Information provided below:

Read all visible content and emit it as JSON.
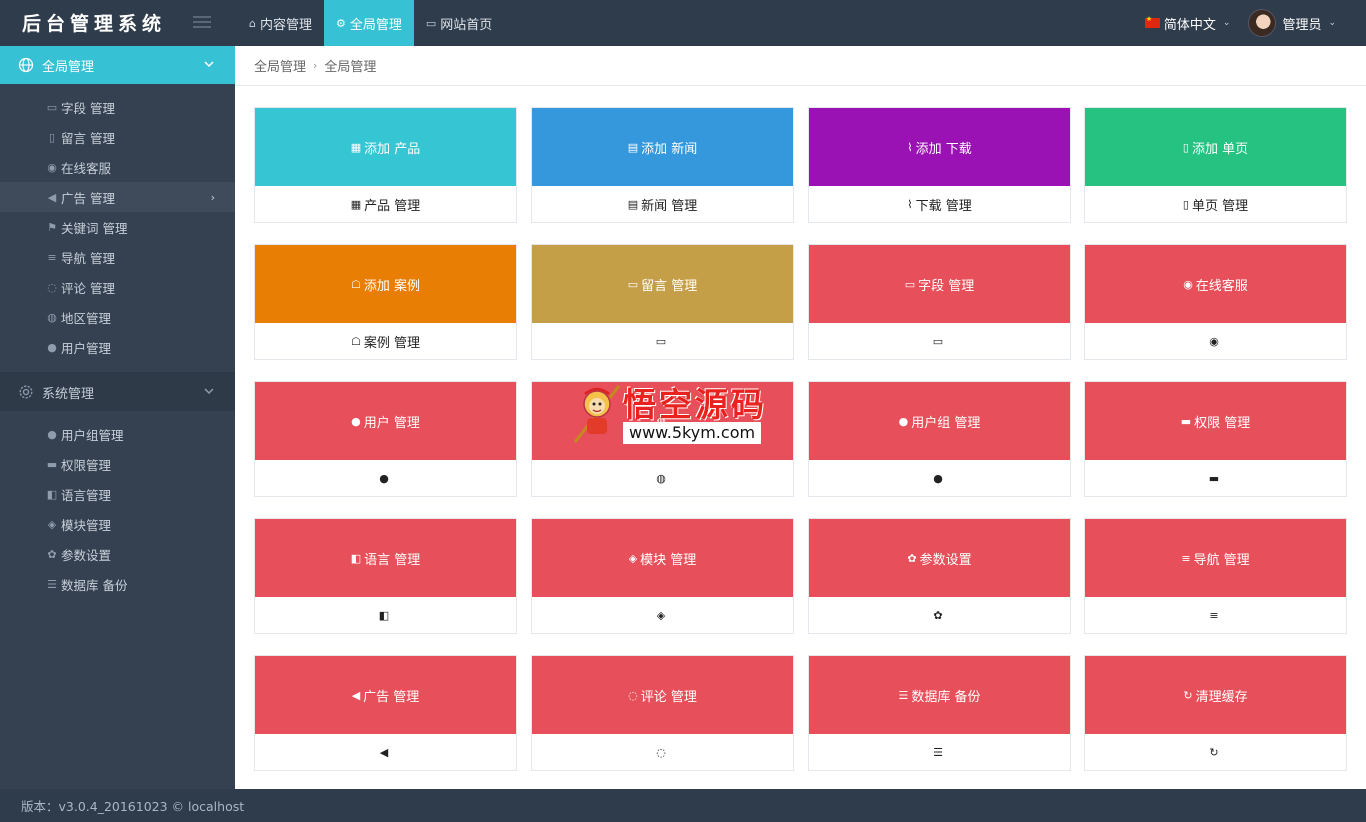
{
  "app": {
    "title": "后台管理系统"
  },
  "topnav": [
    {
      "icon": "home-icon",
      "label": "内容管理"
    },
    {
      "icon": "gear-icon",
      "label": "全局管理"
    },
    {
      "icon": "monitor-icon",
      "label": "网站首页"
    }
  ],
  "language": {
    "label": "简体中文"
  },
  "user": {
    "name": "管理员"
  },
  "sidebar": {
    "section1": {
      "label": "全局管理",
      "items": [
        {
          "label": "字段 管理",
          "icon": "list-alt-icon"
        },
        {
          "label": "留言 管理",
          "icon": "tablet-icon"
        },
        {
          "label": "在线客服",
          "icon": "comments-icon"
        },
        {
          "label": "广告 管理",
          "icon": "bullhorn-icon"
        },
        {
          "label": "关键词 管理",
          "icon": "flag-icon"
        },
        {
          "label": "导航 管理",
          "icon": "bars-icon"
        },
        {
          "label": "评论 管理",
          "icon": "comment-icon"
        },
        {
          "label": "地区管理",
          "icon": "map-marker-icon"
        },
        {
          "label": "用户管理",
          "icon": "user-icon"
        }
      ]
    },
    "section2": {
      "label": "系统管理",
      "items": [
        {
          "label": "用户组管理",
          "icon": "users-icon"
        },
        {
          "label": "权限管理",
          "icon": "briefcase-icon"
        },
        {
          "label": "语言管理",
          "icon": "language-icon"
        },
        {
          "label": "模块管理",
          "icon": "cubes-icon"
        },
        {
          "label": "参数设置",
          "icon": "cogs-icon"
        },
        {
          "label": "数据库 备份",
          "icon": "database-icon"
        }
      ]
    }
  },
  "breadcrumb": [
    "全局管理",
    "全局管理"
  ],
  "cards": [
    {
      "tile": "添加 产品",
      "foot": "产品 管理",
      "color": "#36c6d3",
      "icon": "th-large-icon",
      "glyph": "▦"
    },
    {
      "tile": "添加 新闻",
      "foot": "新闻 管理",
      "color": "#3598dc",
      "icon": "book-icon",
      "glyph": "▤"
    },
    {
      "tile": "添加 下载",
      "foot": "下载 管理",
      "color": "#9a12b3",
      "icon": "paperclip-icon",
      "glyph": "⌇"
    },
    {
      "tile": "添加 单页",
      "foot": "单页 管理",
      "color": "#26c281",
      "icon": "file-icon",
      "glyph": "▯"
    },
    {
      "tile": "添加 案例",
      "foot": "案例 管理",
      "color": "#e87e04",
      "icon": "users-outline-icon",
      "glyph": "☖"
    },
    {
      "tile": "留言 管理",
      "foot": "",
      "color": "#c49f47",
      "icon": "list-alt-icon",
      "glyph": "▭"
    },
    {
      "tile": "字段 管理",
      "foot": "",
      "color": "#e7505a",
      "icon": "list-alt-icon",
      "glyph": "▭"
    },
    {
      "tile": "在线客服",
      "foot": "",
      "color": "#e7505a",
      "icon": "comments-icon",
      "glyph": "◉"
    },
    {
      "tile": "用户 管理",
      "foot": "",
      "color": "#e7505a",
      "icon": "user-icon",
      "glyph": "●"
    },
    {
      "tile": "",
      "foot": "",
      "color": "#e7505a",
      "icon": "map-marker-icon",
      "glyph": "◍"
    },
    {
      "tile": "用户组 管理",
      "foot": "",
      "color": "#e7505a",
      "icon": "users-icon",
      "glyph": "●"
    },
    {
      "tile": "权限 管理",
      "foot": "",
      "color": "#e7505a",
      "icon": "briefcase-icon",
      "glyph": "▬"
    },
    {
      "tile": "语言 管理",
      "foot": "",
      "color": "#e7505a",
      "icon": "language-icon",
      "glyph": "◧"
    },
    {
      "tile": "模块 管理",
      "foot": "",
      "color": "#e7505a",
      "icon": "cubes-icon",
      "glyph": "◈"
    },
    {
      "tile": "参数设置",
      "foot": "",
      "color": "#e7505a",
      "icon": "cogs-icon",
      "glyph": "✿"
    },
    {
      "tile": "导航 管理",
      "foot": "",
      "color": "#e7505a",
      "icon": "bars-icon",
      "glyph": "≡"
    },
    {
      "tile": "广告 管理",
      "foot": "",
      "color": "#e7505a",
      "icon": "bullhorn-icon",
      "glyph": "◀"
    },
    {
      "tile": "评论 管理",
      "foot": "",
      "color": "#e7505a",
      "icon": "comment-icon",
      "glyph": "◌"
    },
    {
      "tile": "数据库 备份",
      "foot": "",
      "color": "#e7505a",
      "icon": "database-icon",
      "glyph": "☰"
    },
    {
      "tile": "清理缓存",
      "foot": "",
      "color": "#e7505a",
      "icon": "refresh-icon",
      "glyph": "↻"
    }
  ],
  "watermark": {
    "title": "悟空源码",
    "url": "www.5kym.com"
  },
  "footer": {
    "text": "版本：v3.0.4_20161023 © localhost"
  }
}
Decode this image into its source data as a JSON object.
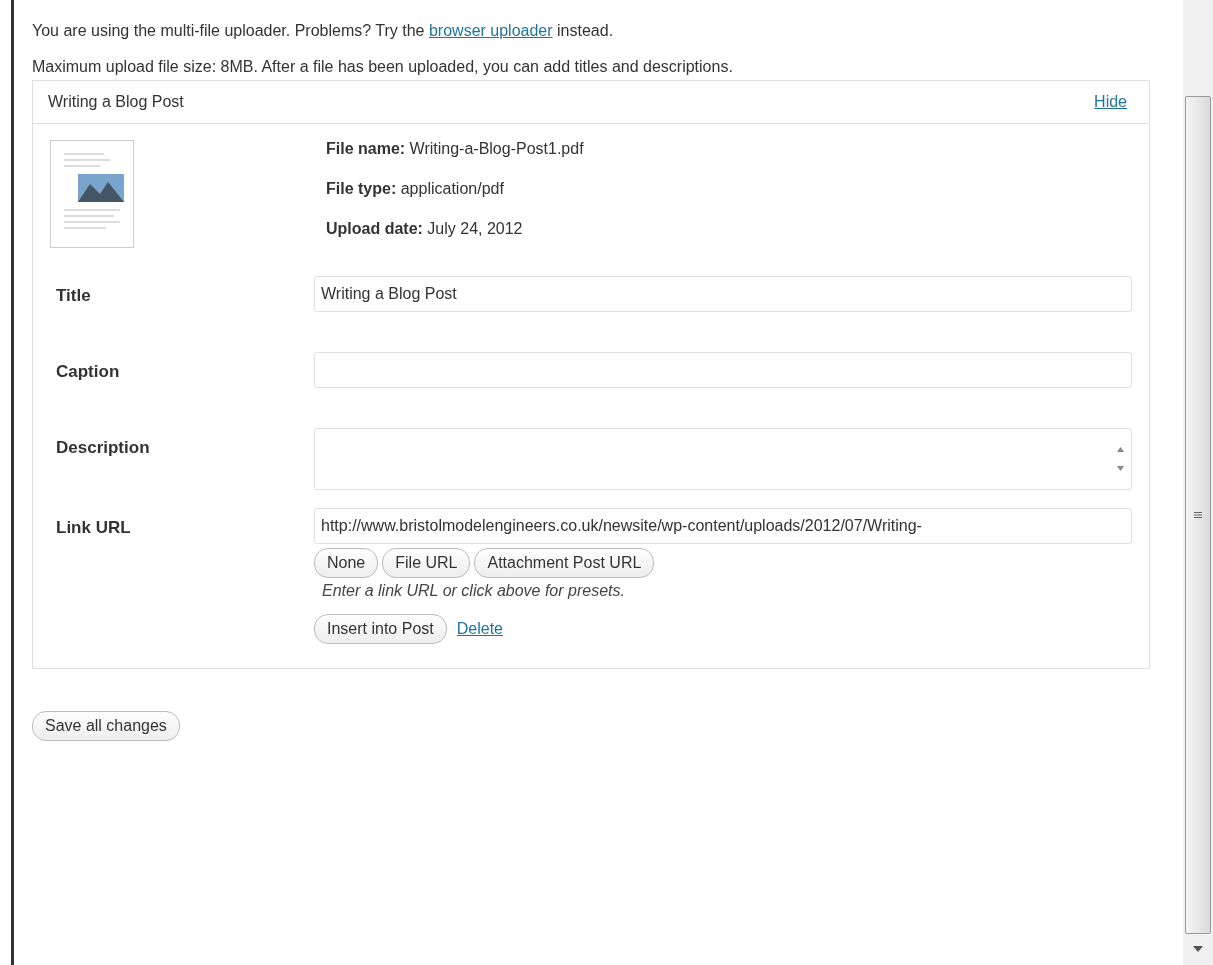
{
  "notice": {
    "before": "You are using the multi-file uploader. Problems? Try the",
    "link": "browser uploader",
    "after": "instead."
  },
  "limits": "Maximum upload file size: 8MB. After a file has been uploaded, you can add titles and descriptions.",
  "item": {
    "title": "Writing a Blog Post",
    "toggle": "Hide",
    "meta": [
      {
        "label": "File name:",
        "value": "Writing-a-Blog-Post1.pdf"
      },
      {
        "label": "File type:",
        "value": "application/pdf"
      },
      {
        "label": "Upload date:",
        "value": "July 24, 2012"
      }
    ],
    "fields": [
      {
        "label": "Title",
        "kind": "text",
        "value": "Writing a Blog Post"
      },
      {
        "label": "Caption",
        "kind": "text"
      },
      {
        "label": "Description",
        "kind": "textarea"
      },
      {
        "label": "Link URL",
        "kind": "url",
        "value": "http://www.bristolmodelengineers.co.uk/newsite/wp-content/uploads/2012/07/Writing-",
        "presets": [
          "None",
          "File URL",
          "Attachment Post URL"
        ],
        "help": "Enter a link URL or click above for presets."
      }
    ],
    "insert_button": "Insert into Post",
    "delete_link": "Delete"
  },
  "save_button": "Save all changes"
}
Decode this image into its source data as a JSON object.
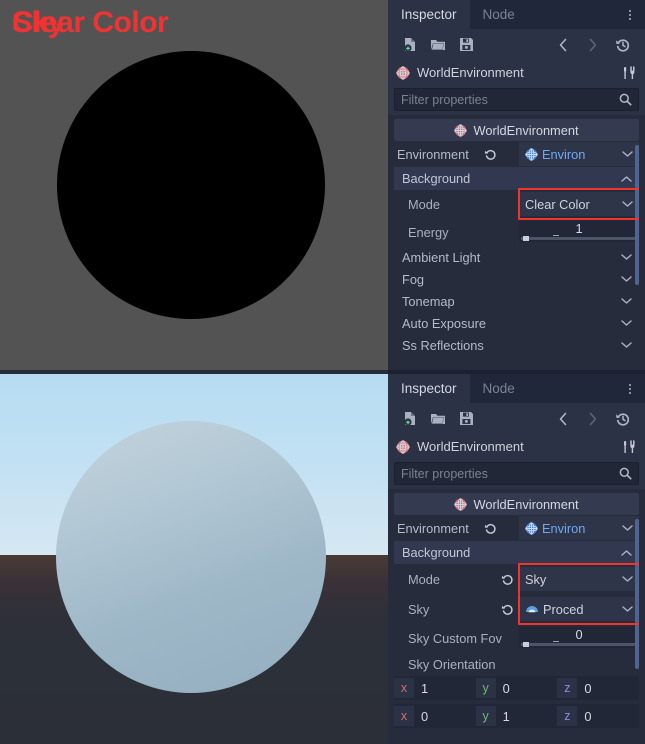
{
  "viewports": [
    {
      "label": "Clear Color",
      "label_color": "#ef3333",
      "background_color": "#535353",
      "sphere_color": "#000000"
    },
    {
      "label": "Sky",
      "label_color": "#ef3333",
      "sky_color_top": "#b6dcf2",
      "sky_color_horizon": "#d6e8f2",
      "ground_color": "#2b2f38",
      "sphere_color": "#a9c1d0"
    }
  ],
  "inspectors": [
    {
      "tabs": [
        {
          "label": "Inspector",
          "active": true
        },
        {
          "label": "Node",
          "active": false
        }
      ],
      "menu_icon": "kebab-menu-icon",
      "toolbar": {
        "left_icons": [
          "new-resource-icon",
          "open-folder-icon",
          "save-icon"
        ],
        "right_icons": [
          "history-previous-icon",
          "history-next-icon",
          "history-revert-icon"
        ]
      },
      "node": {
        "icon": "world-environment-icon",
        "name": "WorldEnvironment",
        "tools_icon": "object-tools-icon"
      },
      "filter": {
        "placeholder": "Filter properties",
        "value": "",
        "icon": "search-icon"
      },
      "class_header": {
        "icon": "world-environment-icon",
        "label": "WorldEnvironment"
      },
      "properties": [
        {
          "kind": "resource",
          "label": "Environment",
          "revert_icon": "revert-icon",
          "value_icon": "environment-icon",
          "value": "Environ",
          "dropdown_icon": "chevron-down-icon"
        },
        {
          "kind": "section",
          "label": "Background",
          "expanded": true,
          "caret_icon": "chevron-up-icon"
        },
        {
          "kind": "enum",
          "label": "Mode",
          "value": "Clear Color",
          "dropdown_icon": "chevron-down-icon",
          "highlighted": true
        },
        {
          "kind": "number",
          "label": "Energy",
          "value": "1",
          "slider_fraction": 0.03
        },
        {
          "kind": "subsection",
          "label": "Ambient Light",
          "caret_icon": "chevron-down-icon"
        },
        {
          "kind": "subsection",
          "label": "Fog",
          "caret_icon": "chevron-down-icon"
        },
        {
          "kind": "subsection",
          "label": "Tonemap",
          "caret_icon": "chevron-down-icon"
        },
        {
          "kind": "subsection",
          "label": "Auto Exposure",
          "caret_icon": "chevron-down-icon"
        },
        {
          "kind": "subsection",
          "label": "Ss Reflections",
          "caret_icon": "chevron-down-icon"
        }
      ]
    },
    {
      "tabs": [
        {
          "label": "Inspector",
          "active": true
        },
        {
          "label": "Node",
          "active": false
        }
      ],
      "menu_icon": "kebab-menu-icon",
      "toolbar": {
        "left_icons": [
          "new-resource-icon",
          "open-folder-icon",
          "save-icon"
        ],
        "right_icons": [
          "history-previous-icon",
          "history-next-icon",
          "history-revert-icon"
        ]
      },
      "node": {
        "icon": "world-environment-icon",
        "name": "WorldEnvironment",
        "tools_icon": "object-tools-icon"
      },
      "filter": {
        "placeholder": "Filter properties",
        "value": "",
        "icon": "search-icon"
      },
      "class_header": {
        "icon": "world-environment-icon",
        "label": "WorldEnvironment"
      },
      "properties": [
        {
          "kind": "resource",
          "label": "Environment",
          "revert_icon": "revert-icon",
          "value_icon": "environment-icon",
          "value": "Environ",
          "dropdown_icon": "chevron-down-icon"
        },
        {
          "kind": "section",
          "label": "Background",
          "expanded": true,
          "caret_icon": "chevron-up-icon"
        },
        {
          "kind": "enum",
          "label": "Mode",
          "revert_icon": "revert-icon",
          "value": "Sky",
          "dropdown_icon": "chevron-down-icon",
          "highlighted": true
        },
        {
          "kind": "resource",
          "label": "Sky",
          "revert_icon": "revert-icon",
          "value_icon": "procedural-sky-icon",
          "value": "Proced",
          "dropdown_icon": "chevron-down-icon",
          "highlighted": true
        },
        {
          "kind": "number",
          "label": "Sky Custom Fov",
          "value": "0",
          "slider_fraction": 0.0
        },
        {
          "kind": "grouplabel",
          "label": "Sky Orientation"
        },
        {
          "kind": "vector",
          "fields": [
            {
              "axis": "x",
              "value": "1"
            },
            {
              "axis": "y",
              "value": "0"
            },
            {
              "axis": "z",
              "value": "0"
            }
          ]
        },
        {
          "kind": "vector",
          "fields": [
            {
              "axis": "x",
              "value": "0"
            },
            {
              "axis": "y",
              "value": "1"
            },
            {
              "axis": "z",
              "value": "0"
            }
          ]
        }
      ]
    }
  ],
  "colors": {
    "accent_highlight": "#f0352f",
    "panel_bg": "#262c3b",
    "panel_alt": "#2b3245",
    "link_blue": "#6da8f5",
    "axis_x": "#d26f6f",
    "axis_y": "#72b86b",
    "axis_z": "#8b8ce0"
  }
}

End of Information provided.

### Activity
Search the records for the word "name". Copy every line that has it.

### Reply to the exercise
    "name": "管理员"
        "label": "File name:",
        "name": "WorldEnvironment",
        "name": "WorldEnvironment",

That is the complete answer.